The Office of Fair Trading has asked almost 30,000 state schools to review their uniform policies to allow parents to shop around for cheaper items.
The OFT's request follows a survey which found that items could be as much as £5 to £10 higher when bought from retailers or suppliers selected by the school or from their own shops.
It said families could save tens of millions of pounds if primary and secondary schools removed restrictions and allowed them to shop around freely.
The study also found that 74% of state schools continue to place restrictions on where parents must buy some uniform items.
In one example, the average price of a secondary school's sweatshirt was £12 under a restricted arrangement compared with an indicative cost of £8 at competing retailers and £5 at a supermarket.
The survey found that schools use a single supplier for a number of reasons, including wanting a consistent, good quality uniform and convenience for parents.
The OFT said schools could still have "smart" school uniform policies without appointing a single supplier.
It suggested that schools could achieve consistency through setting out colour and style requirements in more detail but still allow parents choice about where to buy items.

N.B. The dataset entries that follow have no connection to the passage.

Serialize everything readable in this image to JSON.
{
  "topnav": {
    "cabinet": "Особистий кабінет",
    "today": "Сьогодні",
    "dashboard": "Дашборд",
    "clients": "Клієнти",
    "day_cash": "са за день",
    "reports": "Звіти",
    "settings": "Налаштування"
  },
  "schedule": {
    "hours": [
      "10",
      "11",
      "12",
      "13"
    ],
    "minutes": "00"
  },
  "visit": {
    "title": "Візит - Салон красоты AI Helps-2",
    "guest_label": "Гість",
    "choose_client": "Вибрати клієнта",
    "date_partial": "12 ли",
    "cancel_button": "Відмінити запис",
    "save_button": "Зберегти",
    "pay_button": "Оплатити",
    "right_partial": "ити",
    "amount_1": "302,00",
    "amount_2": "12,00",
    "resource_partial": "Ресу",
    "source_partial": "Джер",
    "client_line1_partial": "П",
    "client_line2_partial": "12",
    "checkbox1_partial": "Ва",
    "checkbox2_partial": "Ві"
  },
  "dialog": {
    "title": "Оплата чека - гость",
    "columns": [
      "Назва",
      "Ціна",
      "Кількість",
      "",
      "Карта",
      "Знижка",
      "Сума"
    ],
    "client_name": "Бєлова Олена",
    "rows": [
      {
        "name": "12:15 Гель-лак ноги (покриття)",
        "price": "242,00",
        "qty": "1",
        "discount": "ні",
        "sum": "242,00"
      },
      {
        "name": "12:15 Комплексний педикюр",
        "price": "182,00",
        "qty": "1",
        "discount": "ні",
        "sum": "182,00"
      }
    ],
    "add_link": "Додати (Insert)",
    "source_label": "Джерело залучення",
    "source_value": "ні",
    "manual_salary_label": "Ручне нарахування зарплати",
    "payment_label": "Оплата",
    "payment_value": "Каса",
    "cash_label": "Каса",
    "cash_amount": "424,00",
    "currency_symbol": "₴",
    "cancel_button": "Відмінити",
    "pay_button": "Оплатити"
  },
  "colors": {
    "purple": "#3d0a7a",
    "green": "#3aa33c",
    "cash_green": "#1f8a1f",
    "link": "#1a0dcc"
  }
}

Susan Oxley, assistant director in the OFT's goods and consumer group, said: "When schools require that uniforms are bought from a preferred supplier or shop it can act as a tax on families, which mostly goes to the chosen retailers.
"However, when families are able to shop around for school uniform items it can drive competition and bring down prices for all. We know schools don't want families to be left out of pocket and we have written to schools across the UK asking them to review their policies and supplier arrangements."